● Records:
═══

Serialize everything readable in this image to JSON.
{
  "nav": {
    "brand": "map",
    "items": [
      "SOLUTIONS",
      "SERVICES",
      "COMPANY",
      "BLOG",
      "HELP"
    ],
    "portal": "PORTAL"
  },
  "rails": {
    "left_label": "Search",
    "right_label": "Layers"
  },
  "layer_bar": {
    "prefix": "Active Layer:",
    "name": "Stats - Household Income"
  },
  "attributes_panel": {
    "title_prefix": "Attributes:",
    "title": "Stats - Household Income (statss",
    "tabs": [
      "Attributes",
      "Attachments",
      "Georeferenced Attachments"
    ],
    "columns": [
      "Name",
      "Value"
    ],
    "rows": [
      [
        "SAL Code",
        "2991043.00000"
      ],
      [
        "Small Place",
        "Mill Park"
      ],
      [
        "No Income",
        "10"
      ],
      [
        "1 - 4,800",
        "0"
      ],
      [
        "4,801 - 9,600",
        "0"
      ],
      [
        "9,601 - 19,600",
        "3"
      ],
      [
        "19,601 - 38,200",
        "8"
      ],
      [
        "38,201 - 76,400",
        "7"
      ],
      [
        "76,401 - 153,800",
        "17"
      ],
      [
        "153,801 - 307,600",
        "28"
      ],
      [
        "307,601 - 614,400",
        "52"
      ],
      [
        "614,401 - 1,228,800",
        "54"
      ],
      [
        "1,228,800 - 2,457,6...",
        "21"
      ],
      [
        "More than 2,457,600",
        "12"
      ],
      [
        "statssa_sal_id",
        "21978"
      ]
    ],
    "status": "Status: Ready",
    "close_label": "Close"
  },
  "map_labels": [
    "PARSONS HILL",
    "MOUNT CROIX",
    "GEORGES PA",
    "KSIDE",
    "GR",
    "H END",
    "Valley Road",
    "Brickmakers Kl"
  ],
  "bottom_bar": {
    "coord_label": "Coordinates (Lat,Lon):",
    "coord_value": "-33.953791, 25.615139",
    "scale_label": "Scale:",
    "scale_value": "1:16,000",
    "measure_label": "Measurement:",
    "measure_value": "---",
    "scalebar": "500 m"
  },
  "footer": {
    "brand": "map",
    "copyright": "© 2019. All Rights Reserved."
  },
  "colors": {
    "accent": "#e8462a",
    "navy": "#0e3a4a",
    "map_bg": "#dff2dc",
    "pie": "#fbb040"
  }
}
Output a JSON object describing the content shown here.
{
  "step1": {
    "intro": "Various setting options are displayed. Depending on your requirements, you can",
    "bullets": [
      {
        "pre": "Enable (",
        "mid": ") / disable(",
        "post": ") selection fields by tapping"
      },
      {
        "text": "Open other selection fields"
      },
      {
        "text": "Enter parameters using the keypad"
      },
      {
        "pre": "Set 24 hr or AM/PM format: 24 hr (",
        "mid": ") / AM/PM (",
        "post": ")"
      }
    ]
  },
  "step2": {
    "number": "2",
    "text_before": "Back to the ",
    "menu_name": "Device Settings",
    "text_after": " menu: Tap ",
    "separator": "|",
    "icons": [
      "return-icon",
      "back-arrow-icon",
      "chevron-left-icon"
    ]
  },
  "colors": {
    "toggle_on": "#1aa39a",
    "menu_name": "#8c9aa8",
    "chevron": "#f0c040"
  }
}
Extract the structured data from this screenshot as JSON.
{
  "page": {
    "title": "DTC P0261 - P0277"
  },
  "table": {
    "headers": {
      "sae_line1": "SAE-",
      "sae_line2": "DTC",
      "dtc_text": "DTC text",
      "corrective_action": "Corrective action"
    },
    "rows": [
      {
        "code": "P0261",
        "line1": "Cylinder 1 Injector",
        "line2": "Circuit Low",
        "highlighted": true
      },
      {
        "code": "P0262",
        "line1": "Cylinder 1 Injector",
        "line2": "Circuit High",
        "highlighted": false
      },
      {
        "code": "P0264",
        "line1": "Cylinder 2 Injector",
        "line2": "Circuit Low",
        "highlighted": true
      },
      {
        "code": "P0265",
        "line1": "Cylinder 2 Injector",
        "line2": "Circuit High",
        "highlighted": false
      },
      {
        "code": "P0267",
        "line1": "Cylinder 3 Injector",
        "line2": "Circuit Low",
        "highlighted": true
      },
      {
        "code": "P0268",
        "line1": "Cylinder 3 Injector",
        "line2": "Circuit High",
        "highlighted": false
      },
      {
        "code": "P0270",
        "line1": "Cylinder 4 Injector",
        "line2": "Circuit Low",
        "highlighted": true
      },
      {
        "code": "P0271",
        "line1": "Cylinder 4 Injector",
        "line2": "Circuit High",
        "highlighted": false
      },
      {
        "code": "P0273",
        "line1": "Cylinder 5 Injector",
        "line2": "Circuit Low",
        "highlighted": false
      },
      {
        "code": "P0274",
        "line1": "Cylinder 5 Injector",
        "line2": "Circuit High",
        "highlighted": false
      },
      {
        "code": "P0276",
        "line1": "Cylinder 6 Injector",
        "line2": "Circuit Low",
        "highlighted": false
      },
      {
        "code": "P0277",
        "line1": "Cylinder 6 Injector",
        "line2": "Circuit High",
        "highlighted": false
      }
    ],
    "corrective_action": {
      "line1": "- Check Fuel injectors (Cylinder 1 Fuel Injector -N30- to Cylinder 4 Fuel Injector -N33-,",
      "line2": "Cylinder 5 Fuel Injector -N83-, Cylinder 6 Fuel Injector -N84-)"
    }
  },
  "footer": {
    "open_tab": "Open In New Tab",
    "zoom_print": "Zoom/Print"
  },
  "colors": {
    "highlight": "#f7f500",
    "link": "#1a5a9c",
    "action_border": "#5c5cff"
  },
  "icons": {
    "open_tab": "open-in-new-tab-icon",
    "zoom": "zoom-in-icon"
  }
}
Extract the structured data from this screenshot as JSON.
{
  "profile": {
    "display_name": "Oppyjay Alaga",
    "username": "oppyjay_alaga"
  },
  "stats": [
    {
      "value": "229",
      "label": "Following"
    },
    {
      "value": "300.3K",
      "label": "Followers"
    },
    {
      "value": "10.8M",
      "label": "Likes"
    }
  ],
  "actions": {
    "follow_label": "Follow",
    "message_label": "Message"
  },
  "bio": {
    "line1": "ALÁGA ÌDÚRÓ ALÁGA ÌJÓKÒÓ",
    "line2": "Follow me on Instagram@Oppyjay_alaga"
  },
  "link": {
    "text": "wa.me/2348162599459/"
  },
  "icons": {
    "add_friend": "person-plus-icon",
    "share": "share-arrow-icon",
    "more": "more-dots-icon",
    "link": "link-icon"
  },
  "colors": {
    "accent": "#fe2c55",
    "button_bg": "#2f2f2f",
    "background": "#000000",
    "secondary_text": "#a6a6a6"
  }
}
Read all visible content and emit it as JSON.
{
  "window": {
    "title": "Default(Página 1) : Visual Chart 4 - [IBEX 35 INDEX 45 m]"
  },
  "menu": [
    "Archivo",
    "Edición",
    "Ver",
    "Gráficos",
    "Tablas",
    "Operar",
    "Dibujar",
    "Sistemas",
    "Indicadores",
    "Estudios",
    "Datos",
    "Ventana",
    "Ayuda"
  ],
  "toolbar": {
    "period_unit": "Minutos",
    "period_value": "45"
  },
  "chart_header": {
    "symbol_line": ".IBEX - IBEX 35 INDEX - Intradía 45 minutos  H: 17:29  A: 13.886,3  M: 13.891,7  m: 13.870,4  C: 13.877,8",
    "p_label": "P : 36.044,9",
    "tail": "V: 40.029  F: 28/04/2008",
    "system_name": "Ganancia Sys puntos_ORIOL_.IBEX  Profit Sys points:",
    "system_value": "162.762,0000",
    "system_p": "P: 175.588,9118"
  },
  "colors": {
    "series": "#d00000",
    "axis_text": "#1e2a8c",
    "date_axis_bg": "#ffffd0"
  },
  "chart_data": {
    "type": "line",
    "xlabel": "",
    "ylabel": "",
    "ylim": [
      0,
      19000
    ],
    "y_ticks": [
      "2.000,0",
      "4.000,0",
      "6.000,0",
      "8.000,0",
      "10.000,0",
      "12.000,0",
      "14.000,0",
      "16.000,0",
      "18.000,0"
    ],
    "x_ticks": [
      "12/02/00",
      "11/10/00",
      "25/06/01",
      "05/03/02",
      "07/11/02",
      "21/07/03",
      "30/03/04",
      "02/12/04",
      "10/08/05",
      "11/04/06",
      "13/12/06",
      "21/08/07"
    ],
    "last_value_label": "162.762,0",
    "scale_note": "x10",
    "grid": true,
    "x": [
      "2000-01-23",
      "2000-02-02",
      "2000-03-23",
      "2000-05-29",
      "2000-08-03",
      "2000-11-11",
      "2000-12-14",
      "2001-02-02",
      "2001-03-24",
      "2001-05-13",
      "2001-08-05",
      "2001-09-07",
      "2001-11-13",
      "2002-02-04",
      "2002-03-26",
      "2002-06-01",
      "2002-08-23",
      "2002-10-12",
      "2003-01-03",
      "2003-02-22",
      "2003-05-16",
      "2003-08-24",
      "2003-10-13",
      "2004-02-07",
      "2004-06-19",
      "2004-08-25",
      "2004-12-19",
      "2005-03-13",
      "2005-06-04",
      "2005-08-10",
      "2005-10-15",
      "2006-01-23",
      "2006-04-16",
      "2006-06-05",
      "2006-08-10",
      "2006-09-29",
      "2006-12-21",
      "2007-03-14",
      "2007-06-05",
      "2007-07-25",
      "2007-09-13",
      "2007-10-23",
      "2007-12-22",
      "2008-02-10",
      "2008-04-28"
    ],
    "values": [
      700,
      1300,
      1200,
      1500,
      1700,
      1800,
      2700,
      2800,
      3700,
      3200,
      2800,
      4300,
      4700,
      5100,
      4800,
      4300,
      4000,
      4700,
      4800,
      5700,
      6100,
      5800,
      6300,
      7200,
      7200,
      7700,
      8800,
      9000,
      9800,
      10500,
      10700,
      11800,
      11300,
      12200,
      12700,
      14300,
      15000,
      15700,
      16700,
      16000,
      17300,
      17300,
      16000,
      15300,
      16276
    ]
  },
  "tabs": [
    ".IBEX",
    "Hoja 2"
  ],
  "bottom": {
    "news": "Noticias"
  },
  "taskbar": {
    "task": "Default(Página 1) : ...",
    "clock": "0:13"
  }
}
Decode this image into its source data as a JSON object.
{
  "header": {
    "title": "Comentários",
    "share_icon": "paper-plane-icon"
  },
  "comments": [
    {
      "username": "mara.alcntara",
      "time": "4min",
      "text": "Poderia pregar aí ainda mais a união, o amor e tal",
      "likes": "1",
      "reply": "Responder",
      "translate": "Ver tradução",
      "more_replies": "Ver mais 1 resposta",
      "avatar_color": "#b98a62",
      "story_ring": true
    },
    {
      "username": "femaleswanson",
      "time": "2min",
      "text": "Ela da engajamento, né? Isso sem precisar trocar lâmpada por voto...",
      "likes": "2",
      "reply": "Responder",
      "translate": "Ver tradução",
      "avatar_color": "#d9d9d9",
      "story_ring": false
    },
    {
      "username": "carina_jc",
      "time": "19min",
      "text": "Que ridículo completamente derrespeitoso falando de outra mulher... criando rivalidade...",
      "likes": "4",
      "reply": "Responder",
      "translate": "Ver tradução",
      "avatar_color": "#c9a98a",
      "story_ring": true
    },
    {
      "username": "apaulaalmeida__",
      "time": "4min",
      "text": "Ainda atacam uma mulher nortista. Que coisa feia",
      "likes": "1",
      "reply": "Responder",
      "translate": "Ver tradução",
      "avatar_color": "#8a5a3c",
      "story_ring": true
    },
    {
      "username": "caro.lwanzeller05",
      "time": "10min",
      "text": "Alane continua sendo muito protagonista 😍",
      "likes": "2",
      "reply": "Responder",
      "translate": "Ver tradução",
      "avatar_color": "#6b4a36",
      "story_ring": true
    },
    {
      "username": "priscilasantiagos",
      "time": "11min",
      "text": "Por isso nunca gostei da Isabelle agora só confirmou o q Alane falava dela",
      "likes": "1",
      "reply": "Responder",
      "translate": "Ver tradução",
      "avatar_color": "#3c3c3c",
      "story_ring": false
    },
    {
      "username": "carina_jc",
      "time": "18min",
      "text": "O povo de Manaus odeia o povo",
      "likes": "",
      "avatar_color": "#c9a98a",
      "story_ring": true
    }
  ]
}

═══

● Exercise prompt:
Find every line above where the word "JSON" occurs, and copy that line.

● Answer box:
Serialize everything readable in this image to JSON.
Output a JSON object describing the content shown here.
Extract the structured data from this screenshot as JSON.
Extract the structured data from this screenshot as JSON.
Read all visible content and emit it as JSON.
Decode this image into its source data as a JSON object.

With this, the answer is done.